NEW DELHI - Agence France-Presse
The furious wife of the Indian government's top-tweeting minister admitted she had hacked his account to send out messages exposing an alleged affair he was having with a Pakistani journalist. AFP PhotoThe furious wife of the Indian government's top-tweeting minister admitted Thursday she had hacked his account to send out messages exposing an alleged affair he was having with a Pakistani journalist.
The scandal was splashed on the front pages of several newspapers after a curious series of messages appeared on the Twitter account of the suave thrice-married human resources minister Shashi Tharoor on Wednesday evening.
They showed private exchanges apparently between 57-year-old Tharoor and Pakistani journalist Mehr Tarar, 45, in which she professed her love for him and he said his wife had discovered his adultery. Sunanda Tharoor, a formerly Dubai-based entrepreneur whom the minister married in 2010, confessed to sending the messages and also dragged up a corruption scandal that nearly wrecked her husband's career.
"That woman pursued and pursued him... men are stupid anyway... for all you know she is a Pakistani agent. Where's love, where's loyalty in this world?... I am so distraught," she was quoted as saying in the Indian Express.
Tharoor (@shashitharoor) posted a message late Wednesday to his two million followers claiming his account had been "hacked" while Tarar (@mehrtarar) denied having an affair with him in a series of messages.
"Our accounts have not been hacked and I have been sending out these tweets," Sunanda told the Economic Times, while also referring to a cricket scandal in 2010 shortly after her husband entered politics.
The French-speaking former UN diplomat had to resign from his first ministerial post in 2010 after revelations that then-girlfriend Sunanda had been given a free stake in a new Indian Premier League (IPL) cricket team.
Opposition parties said the stake, reportedly worth up to 15 million dollars, was for Tharoor's behind-the-scenes services in putting together a consortium that bought the Kochi franchise, based in his home state of Kerala.
"I took upon myself the crimes of this man during IPL. I will not allow this to be done to me," Sunanda told the Economic Times.
Tharoor, a father of two adult sons from his first marriage, resigned saying that his conscience was clear, telling parliament he had done "nothing improper or unethical let alone illegal".
Calls by AFP to his offices and home seeking comment on Thursday were not returned.
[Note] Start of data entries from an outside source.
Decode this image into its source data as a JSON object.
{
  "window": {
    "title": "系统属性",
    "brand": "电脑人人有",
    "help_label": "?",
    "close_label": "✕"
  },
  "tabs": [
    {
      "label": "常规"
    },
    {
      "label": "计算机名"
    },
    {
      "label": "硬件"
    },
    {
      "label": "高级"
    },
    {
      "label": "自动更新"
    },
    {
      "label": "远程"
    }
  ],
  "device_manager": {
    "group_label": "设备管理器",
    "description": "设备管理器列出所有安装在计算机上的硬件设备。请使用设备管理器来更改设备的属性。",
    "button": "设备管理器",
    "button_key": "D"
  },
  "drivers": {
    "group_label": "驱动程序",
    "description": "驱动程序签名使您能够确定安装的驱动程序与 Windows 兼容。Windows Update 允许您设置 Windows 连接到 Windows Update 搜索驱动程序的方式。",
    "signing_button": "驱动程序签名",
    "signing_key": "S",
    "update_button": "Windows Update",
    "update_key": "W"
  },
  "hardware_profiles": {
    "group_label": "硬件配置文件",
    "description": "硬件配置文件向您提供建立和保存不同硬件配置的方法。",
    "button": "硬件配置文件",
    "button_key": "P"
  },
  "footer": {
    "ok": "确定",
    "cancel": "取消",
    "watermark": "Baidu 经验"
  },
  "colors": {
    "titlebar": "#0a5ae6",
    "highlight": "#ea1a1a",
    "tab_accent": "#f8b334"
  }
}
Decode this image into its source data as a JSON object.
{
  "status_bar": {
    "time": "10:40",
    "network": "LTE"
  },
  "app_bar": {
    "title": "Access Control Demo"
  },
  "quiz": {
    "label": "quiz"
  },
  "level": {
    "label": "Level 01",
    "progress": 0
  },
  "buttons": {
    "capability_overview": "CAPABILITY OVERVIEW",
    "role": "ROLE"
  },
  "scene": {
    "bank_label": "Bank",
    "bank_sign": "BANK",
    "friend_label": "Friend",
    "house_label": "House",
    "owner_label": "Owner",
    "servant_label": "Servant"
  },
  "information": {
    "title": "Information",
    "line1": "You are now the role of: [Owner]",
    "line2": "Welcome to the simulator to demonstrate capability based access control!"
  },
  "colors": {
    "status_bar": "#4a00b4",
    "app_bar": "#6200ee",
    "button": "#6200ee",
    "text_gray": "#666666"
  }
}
A source in his parliamentary office in New Delhi said he was unwell and not working. The politician, author and talented public speaker, who was once in the running to be secretary general of the United Nations, is the most active user of Twitter in the government and he has been instrumental in encouraging colleagues.
But it has damaged him on at least three occasions since he quit his three-decade career in the UN and entered Indian politics in 2008.
The allegations about corruption in the IPL were first exposed on the platform by the competition's top administrator Lalit Modi and in 2009 Tharoor had to apologise after making a joke about "holy cows" in the cabinet.
He also once landed in hot water for criticising his government's visa policy. Sunanda told the Indian Express that she would be seeking a divorce, but then appeared to have relented on Thursday, writing on her Twitter account (@sptvrock) that "Shashi an& I are very happy together".